    • Executing Commands in UNIX and Windows Shells Fatal Errors Unrecoverable process errors • e.g. trying to write outside a processes’ address space System Shells Users needs to be able to execute any program, however buggy, but without crashing the shell Solution: Create a child process to execute each command • e.g. using fork() or CreateProcess()COMP 229-PP (Week 6, Feb. 8) 45
    • Objects(pp. 72-73)
    • Objects: Another AbstractionObjects – Originally used to represent independent “computation units” in simulations; similar to a small process (e.g. workflow simulation) – Have private data and operations, along with message passing operations (e.g. get/set operations) – Can be used to represent a coordinated execution of distributed computational units (as was common in simulations)Classes – Simula 67: introduces notion of classes to define object behaviour (similar to programs for threads/processes) – First widespread application: interfaces (e.g. InterViews, 1989) – Java: OS calls into the Java Virtual Machine (JVM), which runs on top of the native OS (a simulation in an abstract machine!) – OS may be designed to support efficient object implementations – Early attempts at “pure” OO operating systems: efficiency issues 47
    • Windows NT/2000/XP Kernel and Objects Primitive OS Components Defined as objects Implemented as C functions: no language inheritance Threads – Creating a thread generates a kernel Dispatcher Object, which then has additional status fields specific to threads added (“pseudo inheritence”) – This approach allows Kernel operations to be applied uniformly to a broad class of abstract data typesCOMP 229-PP (Week 6, Feb. 8) 48

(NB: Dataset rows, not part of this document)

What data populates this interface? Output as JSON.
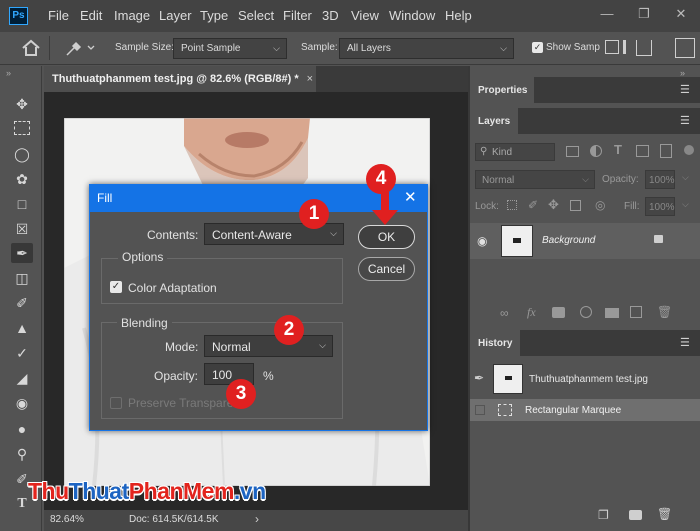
{
  "menu": {
    "logo": "Ps",
    "items": [
      "File",
      "Edit",
      "Image",
      "Layer",
      "Type",
      "Select",
      "Filter",
      "3D",
      "View",
      "Window",
      "Help"
    ]
  },
  "options": {
    "sample_size_label": "Sample Size:",
    "sample_size_value": "Point Sample",
    "sample_label": "Sample:",
    "sample_value": "All Layers",
    "show_sampling": "Show Samp"
  },
  "document": {
    "tab_title": "Thuthuatphanmem test.jpg @ 82.6% (RGB/8#) *",
    "zoom": "82.64%",
    "doc_info": "Doc: 614.5K/614.5K"
  },
  "panels": {
    "properties": "Properties",
    "layers": "Layers",
    "kind": "Kind",
    "blend_mode": "Normal",
    "opacity_label": "Opacity:",
    "opacity_value": "100%",
    "lock_label": "Lock:",
    "fill_label": "Fill:",
    "fill_value": "100%",
    "layer_name": "Background",
    "history": "History",
    "history_items": [
      "Thuthuatphanmem test.jpg",
      "Rectangular Marquee"
    ]
  },
  "dialog": {
    "title": "Fill",
    "contents_label": "Contents:",
    "contents_value": "Content-Aware",
    "options_label": "Options",
    "color_adaptation": "Color Adaptation",
    "blending_label": "Blending",
    "mode_label": "Mode:",
    "mode_value": "Normal",
    "opacity_label": "Opacity:",
    "opacity_value": "100",
    "opacity_unit": "%",
    "preserve_transparency": "Preserve Transpare",
    "ok": "OK",
    "cancel": "Cancel"
  },
  "badges": [
    "1",
    "2",
    "3",
    "4"
  ],
  "watermark": {
    "part1": "Thu",
    "part2": "Thuat",
    "part3": "PhanMem",
    "part4": ".vn"
  },
  "colors": {
    "accent": "#1473e6",
    "badge": "#e02020",
    "watermark_red": "#e2241d",
    "watermark_blue": "#1d64c2"
  }
}
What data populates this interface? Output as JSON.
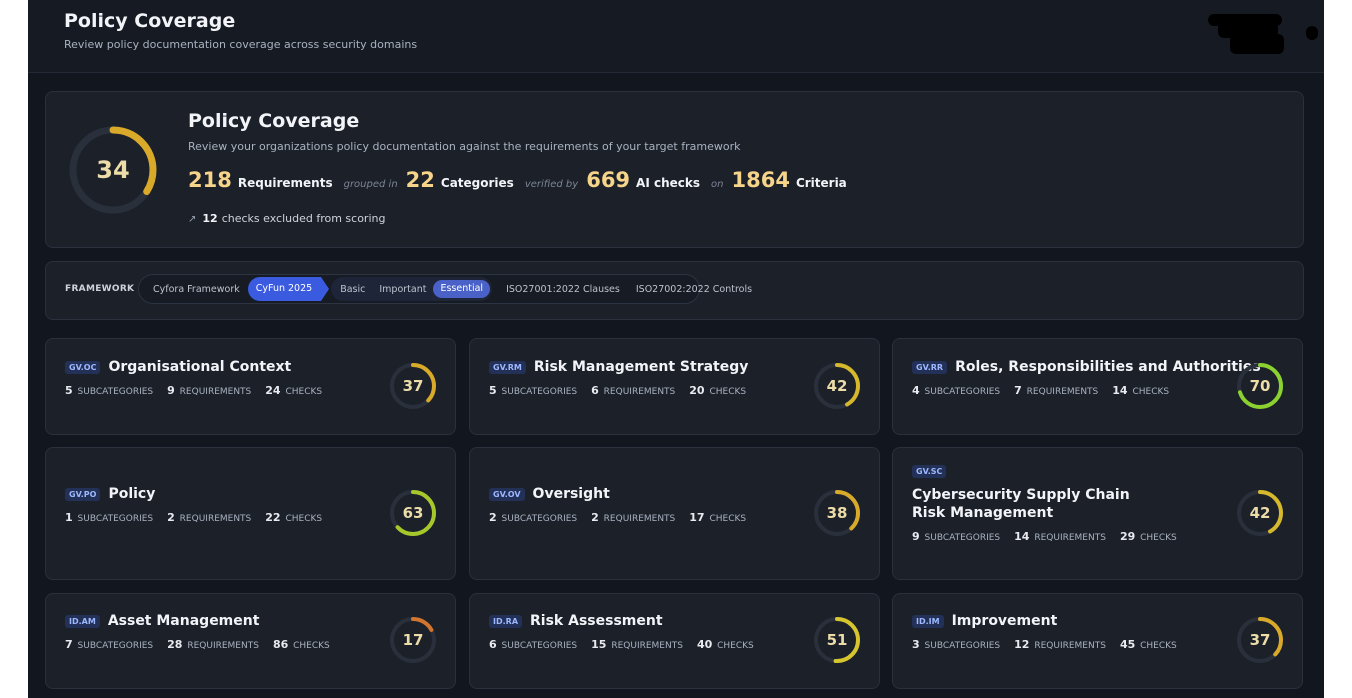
{
  "header": {
    "title": "Policy Coverage",
    "subtitle": "Review policy documentation coverage across security domains"
  },
  "overview": {
    "score": 34,
    "title": "Policy Coverage",
    "description": "Review your organizations policy documentation against the requirements of your target framework",
    "requirements": "218",
    "requirements_label": "Requirements",
    "grouped_in": "grouped in",
    "categories": "22",
    "categories_label": "Categories",
    "verified_by": "verified by",
    "ai_checks": "669",
    "ai_checks_label": "AI checks",
    "on": "on",
    "criteria": "1864",
    "criteria_label": "Criteria",
    "excluded_count": "12",
    "excluded_label": "checks excluded from scoring",
    "excluded_icon": "arrow-up-right-icon"
  },
  "framework": {
    "label": "FRAMEWORK",
    "options": [
      "Cyfora Framework",
      "CyFun 2025",
      "ISO27001:2022 Clauses",
      "ISO27002:2022 Controls"
    ],
    "active": "CyFun 2025",
    "levels": [
      "Basic",
      "Important",
      "Essential"
    ],
    "selected_level": "Essential"
  },
  "labels": {
    "subcategories": "SUBCATEGORIES",
    "requirements": "REQUIREMENTS",
    "checks": "CHECKS"
  },
  "colors": {
    "accent_blue": "#3a5be0",
    "score_gold": "#d9a92a",
    "score_green": "#a6c82a",
    "score_bright_green": "#8bd12f",
    "score_orange": "#d2762f",
    "score_yellow": "#d6c52c"
  },
  "domains": [
    {
      "code": "GV.OC",
      "name": "Organisational Context",
      "subcategories": "5",
      "requirements": "9",
      "checks": "24",
      "score": 37
    },
    {
      "code": "GV.RM",
      "name": "Risk Management Strategy",
      "subcategories": "5",
      "requirements": "6",
      "checks": "20",
      "score": 42
    },
    {
      "code": "GV.RR",
      "name": "Roles, Responsibilities and Authorities",
      "subcategories": "4",
      "requirements": "7",
      "checks": "14",
      "score": 70
    },
    {
      "code": "GV.PO",
      "name": "Policy",
      "subcategories": "1",
      "requirements": "2",
      "checks": "22",
      "score": 63
    },
    {
      "code": "GV.OV",
      "name": "Oversight",
      "subcategories": "2",
      "requirements": "2",
      "checks": "17",
      "score": 38
    },
    {
      "code": "GV.SC",
      "name": "Cybersecurity Supply Chain Risk Management",
      "subcategories": "9",
      "requirements": "14",
      "checks": "29",
      "score": 42
    },
    {
      "code": "ID.AM",
      "name": "Asset Management",
      "subcategories": "7",
      "requirements": "28",
      "checks": "86",
      "score": 17
    },
    {
      "code": "ID.RA",
      "name": "Risk Assessment",
      "subcategories": "6",
      "requirements": "15",
      "checks": "40",
      "score": 51
    },
    {
      "code": "ID.IM",
      "name": "Improvement",
      "subcategories": "3",
      "requirements": "12",
      "checks": "45",
      "score": 37
    }
  ]
}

    • Summary• Classic Processes (e.g. in “Old” UNIX)• Multithreaded Processes (e.g. in Linux, Windows)• Creating Processes and Threads• Resource Descriptors (file and process)• Resource Management• File (e.g. open()) and Process (e.g. fork(), CreateThread()) System Calls• Overview of Writing Concurrent Programs• Objects and Operating Systems 49
    • Next Week... Operating Systems Organization pages 89-110 Process Management pages 197-206COMP 229-PP (Week 6, Feb. 8) 50